Simple Description of VPN (Virtual Private Network)

By | November 18, 2010

Business environment around the globe has changed a lot within a considerate time frame. The growth of companies or businesses has not limited itself to local, regional or national level but has reached the extreme heights by going global. Many companies have subsidiaries all around the globe concluding human resources working at these facilities. Scalability of the existing business was a great concern for many business managements, companies were dealing stagnant or no growth issues.


Technological advancement has catered to all the issues faced by companies to operate and manage operations smoothly anywhere around the globe. This technological advancement has brought in the use of leased lines to maintain a Wide Area Network (WAN), these leased lines provided a company a platform to expand its private network beyond its local or regional reach. A WAN has its obvious advantages over a public network like the Internet in regards to reliability, performance and security. But on the counter part the maintenance of a WAN particularly when using a leased line, can become quite expensive and more often the cost rises as the distance between the offices increases.

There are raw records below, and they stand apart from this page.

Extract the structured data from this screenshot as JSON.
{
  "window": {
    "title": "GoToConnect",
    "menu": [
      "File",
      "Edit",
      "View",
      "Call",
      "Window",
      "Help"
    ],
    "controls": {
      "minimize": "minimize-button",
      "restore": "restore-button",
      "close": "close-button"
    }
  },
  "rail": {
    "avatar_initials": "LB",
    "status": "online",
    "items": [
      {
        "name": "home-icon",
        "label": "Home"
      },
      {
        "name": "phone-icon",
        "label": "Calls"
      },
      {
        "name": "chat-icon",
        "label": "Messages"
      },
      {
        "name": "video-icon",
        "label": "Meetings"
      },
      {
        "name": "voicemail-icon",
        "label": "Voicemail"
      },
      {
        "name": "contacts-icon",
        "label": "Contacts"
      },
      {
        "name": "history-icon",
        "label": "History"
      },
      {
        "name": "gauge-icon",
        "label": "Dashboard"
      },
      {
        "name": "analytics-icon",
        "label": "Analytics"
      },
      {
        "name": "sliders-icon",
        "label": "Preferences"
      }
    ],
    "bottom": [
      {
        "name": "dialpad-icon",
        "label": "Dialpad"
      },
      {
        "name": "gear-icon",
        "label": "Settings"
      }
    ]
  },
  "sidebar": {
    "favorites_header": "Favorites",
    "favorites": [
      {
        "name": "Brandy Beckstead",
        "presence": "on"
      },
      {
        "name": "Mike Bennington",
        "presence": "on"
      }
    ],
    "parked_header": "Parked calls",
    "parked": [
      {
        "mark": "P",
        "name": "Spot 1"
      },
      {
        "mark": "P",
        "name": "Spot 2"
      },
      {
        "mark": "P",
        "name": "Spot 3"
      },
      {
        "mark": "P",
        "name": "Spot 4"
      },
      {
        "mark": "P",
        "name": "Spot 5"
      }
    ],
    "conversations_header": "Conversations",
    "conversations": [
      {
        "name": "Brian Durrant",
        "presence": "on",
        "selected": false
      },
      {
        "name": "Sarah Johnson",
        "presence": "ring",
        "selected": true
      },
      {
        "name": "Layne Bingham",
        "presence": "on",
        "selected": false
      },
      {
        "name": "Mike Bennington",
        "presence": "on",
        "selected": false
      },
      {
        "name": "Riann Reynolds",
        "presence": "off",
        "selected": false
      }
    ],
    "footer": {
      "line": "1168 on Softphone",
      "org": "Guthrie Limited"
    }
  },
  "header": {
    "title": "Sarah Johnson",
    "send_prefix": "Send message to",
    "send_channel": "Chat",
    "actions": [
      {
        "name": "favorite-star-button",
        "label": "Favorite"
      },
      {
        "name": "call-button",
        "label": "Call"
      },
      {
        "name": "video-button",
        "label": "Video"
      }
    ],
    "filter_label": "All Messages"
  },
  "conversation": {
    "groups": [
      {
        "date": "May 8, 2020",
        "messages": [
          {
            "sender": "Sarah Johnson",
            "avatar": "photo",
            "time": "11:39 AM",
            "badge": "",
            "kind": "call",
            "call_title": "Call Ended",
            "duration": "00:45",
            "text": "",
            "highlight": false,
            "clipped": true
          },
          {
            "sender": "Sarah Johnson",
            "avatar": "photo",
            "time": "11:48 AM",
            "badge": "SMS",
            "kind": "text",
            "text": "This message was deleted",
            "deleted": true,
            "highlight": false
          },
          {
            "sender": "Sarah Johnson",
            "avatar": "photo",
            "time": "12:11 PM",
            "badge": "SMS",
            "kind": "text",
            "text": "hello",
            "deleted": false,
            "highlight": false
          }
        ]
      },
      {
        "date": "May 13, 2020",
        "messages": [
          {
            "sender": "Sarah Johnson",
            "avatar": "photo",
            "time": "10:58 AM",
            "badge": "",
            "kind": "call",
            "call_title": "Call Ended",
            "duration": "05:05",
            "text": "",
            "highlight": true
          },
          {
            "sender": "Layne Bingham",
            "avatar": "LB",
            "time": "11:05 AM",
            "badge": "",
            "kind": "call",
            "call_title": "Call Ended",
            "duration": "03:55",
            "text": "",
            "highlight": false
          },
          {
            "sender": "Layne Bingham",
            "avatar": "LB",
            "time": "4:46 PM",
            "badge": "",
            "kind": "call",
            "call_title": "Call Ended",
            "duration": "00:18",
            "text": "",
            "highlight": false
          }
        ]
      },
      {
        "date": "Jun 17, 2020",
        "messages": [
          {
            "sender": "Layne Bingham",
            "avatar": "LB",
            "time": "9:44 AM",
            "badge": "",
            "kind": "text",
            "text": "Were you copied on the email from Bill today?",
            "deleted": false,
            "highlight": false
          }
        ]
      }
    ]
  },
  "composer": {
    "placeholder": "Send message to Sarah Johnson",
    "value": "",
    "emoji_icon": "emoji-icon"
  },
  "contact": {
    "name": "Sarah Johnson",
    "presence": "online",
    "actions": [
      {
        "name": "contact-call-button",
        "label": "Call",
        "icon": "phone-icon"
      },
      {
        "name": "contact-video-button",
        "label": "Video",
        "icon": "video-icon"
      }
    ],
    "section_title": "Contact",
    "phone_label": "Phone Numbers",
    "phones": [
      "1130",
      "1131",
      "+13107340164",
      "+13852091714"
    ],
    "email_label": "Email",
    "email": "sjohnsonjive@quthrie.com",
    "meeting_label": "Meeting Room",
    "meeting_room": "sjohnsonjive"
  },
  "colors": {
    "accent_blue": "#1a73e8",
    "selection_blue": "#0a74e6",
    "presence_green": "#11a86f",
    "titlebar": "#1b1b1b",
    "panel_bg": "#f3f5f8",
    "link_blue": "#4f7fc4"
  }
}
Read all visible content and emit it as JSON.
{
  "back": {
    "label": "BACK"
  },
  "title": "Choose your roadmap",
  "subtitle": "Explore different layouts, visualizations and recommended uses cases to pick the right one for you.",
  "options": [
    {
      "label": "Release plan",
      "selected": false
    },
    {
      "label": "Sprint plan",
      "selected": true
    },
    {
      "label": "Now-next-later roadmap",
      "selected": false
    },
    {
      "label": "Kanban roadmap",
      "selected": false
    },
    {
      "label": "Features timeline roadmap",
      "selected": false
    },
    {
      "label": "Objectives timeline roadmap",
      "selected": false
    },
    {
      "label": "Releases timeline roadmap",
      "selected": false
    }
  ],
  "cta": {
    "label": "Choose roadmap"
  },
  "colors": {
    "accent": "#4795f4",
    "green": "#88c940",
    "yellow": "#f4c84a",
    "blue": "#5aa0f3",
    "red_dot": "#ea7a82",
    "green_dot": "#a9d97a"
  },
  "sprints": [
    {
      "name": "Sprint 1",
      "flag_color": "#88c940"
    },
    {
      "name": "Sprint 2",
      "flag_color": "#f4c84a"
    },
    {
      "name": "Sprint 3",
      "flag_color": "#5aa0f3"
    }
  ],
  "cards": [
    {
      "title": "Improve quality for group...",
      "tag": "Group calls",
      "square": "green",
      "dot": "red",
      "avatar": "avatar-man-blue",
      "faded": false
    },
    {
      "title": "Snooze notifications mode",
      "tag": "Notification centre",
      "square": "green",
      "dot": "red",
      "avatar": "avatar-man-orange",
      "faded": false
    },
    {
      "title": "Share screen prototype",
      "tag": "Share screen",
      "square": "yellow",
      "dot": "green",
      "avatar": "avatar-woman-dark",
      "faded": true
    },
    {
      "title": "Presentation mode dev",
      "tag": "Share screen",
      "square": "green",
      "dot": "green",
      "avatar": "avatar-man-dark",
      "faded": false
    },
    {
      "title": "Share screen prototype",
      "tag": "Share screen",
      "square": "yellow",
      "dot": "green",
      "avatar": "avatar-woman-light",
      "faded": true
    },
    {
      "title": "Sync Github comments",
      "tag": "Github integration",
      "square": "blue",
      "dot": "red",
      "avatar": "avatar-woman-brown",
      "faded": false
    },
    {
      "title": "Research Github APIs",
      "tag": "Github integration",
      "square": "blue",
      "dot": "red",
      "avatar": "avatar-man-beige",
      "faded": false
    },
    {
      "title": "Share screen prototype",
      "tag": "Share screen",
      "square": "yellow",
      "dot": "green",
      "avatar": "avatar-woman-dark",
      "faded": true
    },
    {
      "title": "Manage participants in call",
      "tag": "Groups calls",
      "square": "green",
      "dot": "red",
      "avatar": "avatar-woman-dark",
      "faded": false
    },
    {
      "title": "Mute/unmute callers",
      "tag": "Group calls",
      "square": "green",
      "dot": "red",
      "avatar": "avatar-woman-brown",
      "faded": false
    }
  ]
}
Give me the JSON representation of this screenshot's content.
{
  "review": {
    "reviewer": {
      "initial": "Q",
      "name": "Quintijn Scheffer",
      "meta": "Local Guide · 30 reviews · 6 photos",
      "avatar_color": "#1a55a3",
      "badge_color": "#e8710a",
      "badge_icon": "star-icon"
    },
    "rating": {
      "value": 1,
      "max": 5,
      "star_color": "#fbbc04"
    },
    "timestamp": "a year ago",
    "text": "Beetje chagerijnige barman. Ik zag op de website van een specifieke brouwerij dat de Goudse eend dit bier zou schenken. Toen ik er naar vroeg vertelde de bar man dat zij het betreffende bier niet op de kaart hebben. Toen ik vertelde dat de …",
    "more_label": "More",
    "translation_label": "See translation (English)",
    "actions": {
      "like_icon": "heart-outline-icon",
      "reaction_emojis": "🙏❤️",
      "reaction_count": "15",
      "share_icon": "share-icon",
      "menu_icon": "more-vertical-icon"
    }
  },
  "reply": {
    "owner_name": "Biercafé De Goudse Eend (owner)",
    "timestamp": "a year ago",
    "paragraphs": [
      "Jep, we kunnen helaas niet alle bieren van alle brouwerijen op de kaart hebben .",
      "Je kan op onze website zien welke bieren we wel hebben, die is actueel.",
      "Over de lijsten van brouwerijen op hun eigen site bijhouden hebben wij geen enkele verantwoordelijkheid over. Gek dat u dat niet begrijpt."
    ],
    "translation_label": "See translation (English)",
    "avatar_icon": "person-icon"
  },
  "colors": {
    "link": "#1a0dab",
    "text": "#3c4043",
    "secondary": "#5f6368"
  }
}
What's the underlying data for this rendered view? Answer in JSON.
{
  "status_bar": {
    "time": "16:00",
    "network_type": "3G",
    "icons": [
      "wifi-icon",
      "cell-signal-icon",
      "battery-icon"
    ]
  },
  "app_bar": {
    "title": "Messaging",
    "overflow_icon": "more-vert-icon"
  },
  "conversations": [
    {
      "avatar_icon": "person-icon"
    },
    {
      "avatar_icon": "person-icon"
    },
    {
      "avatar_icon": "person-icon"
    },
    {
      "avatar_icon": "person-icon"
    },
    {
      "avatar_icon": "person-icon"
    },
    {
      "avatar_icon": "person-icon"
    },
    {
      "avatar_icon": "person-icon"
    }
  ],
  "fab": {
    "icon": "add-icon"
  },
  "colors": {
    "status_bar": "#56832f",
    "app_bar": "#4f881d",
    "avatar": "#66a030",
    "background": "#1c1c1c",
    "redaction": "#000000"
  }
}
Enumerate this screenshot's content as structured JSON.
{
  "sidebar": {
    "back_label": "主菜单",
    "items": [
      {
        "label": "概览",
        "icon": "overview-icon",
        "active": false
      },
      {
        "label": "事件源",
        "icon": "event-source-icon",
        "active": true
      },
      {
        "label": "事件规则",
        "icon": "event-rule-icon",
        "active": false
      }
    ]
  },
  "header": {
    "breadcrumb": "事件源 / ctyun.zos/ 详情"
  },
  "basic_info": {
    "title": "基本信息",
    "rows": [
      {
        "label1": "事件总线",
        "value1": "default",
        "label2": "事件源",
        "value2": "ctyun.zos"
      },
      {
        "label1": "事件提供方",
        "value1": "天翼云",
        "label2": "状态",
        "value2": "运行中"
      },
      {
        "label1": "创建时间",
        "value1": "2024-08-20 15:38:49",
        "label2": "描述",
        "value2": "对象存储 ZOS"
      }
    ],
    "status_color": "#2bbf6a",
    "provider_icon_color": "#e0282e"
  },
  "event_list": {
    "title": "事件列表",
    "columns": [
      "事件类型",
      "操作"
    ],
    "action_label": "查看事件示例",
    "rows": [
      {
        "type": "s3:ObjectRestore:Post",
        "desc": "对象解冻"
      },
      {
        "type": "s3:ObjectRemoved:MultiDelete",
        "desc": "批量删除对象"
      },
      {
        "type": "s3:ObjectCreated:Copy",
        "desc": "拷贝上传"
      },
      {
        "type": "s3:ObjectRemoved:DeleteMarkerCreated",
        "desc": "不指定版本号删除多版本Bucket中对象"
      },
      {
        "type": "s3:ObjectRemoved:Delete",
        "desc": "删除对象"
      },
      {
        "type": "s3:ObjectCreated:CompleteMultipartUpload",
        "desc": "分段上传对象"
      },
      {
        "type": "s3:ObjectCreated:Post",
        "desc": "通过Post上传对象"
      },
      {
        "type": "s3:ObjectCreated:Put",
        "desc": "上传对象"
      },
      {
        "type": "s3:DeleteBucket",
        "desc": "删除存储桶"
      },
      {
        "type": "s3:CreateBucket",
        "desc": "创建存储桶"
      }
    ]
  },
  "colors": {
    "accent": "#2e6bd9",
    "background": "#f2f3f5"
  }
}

As Internet started becoming more and more popular, business owners turned to it as a means of extending their own networks. This began with the use of Intranet, which is a password protected site designed for use only by company employees. Advancing further, now companies are creating their own VPN (Virtual Private Network) to cater to the needs of remote employees and distant offices. It has prominent use for large corporate houses with multiple working locations and for companies providing web hosting services with multiple support facilities. VPN can be used for different kinds of servers like Dedicated servers, Virtual Private Servers with Shared server hosting being an exception.


VPN is a private network that uses a public network (Internet) to connect remote sites and user together. Instead of using a dedicated, real-world connection such as leased line, a VPN uses “virtual” connections routed through the Internet from the company’s private network to the remote site or employee. It aims to avoid an expensive system of owned or leased lines that can be used by only one organization. Secure VPNs use cryptographic tunneling protocols to provide confidentiality by blocking intercepts and packet sniffing, allowing sender authentication to block identity spoofing, and provide message integrity by preventing message alteration.